ESP Quick Facts

ESP Origins

In the early 1990's, Robert Robbins was a faculty member at Johns Hopkins, where he directed the informatics core of GDB — the human gene-mapping database of the international human genome project. To share papers with colleagues around the world, he set up a small paper-sharing section on his personal web page. This small project evolved into The Electronic Scholarly Publishing Project.

ESP Support

In 1995, Robbins became the VP/IT of the Fred Hutchinson Cancer Research Center in Seattle, WA. Soon after arriving in Seattle, Robbins secured funding, through the ELSI component of the US Human Genome Project, to create the original ESP.ORG web site, with the formal goal of providing free, world-wide access to the literature of classical genetics.

ESP Rationale

Although the methods of molecular biology can seem almost magical to the uninitiated, the original techniques of classical genetics are readily appreciated by one and all: cross individuals that differ in some inherited trait, collect all of the progeny, score their attributes, and propose mechanisms to explain the patterns of inheritance observed.

ESP Goal

In reading the early works of classical genetics, one is drawn, almost inexorably, into ever more complex models, until molecular explanations begin to seem both necessary and natural. At that point, the tools for understanding genome research are at hand. Assisting readers reach this point was the original goal of The Electronic Scholarly Publishing Project.

ESP Usage

Usage of the site grew rapidly and has remained high. Faculty began to use the site for their assigned readings. Other on-line publishers, ranging from The New York Times to Nature referenced ESP materials in their own publications. Nobel laureates (e.g., Joshua Lederberg) regularly used the site and even wrote to suggest changes and improvements.

ESP Content

When the site began, no journals were making their early content available in digital format. As a result, ESP was obliged to digitize classic literature before it could be made available. For many important papers — such as Mendel's original paper or the first genetic map — ESP had to produce entirely new typeset versions of the works, if they were to be available in a high-quality format.

ESP Help

Early support from the DOE component of the Human Genome Project was critically important for getting the ESP project on a firm foundation. Since that funding ended (nearly 20 years ago), the project has been operated as a purely volunteer effort. Anyone wishing to assist in these efforts should send an email to Robbins.

ESP Plans

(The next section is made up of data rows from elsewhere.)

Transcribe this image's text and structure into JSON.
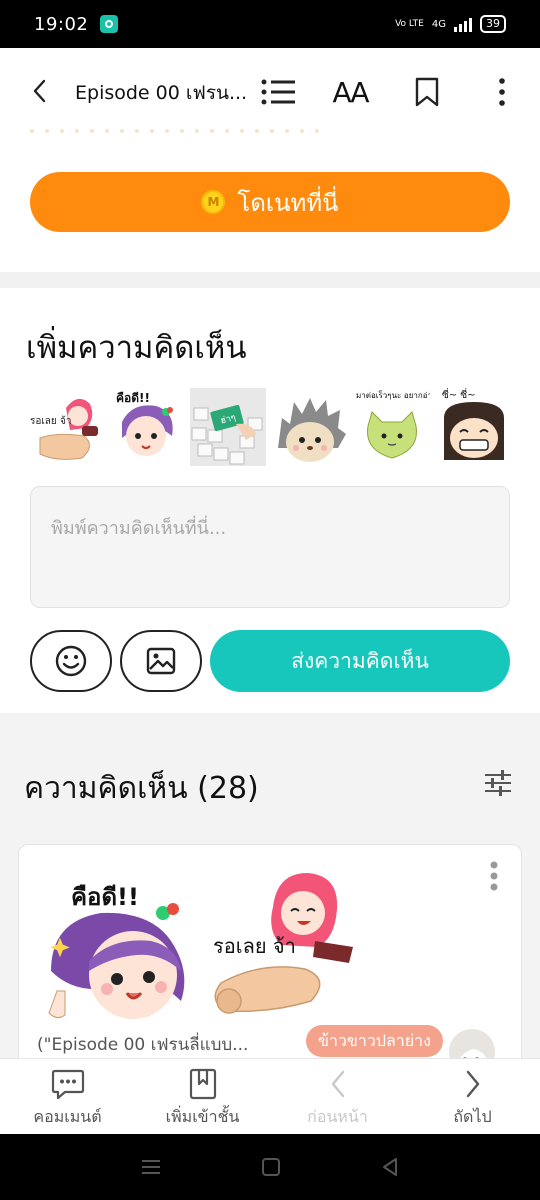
{
  "status_bar": {
    "time": "19:02",
    "network": "4G",
    "volte": "Vo LTE",
    "battery": "39"
  },
  "header": {
    "title": "Episode 00 เฟรน...",
    "font_button": "AA"
  },
  "donate": {
    "coin_symbol": "M",
    "label": "โดเนทที่นี่"
  },
  "add_comment": {
    "heading": "เพิ่มความคิดเห็น",
    "placeholder": "พิมพ์ความคิดเห็นที่นี่...",
    "send_label": "ส่งความคิดเห็น",
    "stickers": [
      {
        "name": "sticker-waiting",
        "caption": "รอเลย จ้า"
      },
      {
        "name": "sticker-good",
        "caption": "คือดี!!"
      },
      {
        "name": "sticker-keyboard",
        "caption": "ฮ่าๆ"
      },
      {
        "name": "sticker-hedgehog",
        "caption": ""
      },
      {
        "name": "sticker-cat",
        "caption": "มาต่อเร็วๆนะ อยากอ่านต่อ"
      },
      {
        "name": "sticker-smile",
        "caption": "ซี่~ ซี่~"
      }
    ]
  },
  "comments": {
    "heading": "ความคิดเห็น (28)",
    "items": [
      {
        "sticker_text_left": "คือดี!!",
        "sticker_text_right": "รอเลย จ้า",
        "source": "(\"Episode 00 เฟรนลี่แบบ...",
        "username": "ข้าวขาวปลาย่าง"
      }
    ]
  },
  "bottom_nav": {
    "comment": "คอมเมนต์",
    "add_shelf": "เพิ่มเข้าชั้น",
    "previous": "ก่อนหน้า",
    "next": "ถัดไป"
  },
  "colors": {
    "donate": "#ff8b0e",
    "send": "#17c7bc",
    "badge": "#f5a28c"
  }
}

With the development of methods for adding typeset side notes to PDF files, the ESP project now plans to add annotated versions of some classical papers to its holdings. We also plan to add new reference and pedagogical material. We have already started providing regularly updated, comprehensive bibliographies to the ESP.ORG site.

Electronic Scholarly Publishing
961 Red Tail Lane
Bellingham, WA 98226

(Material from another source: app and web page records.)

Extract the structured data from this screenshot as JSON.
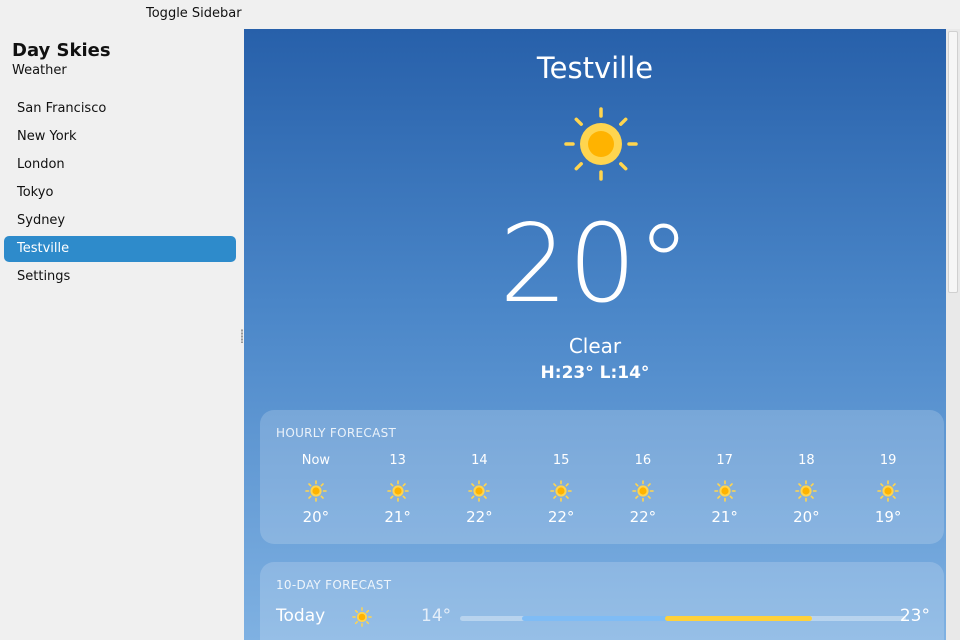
{
  "toolbar": {
    "toggle_sidebar_label": "Toggle Sidebar"
  },
  "sidebar": {
    "title": "Day Skies",
    "subtitle": "Weather",
    "items": [
      {
        "label": "San Francisco",
        "active": false
      },
      {
        "label": "New York",
        "active": false
      },
      {
        "label": "London",
        "active": false
      },
      {
        "label": "Tokyo",
        "active": false
      },
      {
        "label": "Sydney",
        "active": false
      },
      {
        "label": "Testville",
        "active": true
      },
      {
        "label": "Settings",
        "active": false
      }
    ],
    "active_color": "#2e8bcb"
  },
  "current": {
    "city": "Testville",
    "icon": "sun-icon",
    "temperature": "20°",
    "condition": "Clear",
    "high_low": "H:23° L:14°"
  },
  "hourly": {
    "title": "HOURLY FORECAST",
    "hours": [
      {
        "label": "Now",
        "icon": "sun-icon",
        "temp": "20°"
      },
      {
        "label": "13",
        "icon": "sun-icon",
        "temp": "21°"
      },
      {
        "label": "14",
        "icon": "sun-icon",
        "temp": "22°"
      },
      {
        "label": "15",
        "icon": "sun-icon",
        "temp": "22°"
      },
      {
        "label": "16",
        "icon": "sun-icon",
        "temp": "22°"
      },
      {
        "label": "17",
        "icon": "sun-icon",
        "temp": "21°"
      },
      {
        "label": "18",
        "icon": "sun-icon",
        "temp": "20°"
      },
      {
        "label": "19",
        "icon": "sun-icon",
        "temp": "19°"
      }
    ]
  },
  "daily": {
    "title": "10-DAY FORECAST",
    "days": [
      {
        "name": "Today",
        "icon": "sun-icon",
        "low": "14°",
        "high": "23°",
        "range_blue": [
          0.14,
          0.47
        ],
        "range_yellow": [
          0.46,
          0.79
        ]
      }
    ]
  },
  "colors": {
    "sun_core": "#ffb300",
    "sun_ring": "#ffd54f",
    "sun_rays": "#ffd54f",
    "range_blue": "#7fbcf5",
    "range_yellow": "#ffd13b"
  }
}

E-mail: RJR8222 @

Papers in Classical Genetics

The ESP began as an effort to share a handful of key papers from the early days of classical genetics. Now the collection has grown to include hundreds of papers, in full-text format.

Digital Books

Along with papers on classical genetics, ESP offers a collection of full-text digital books, including many works by Darwin (and even a collection of poetry — Chicago Poems by Carl Sandburg).


ESP now offers a much improved and expanded collection of timelines, designed to give the user choice over subject matter and dates.


Biographical information about many key scientists.

Selected Bibliographies

Bibliographies on several topics of potential interest to the ESP community are now being automatically maintained and generated on the ESP site.

ESP Picks from Around the Web (updated 07 JUL 2018 )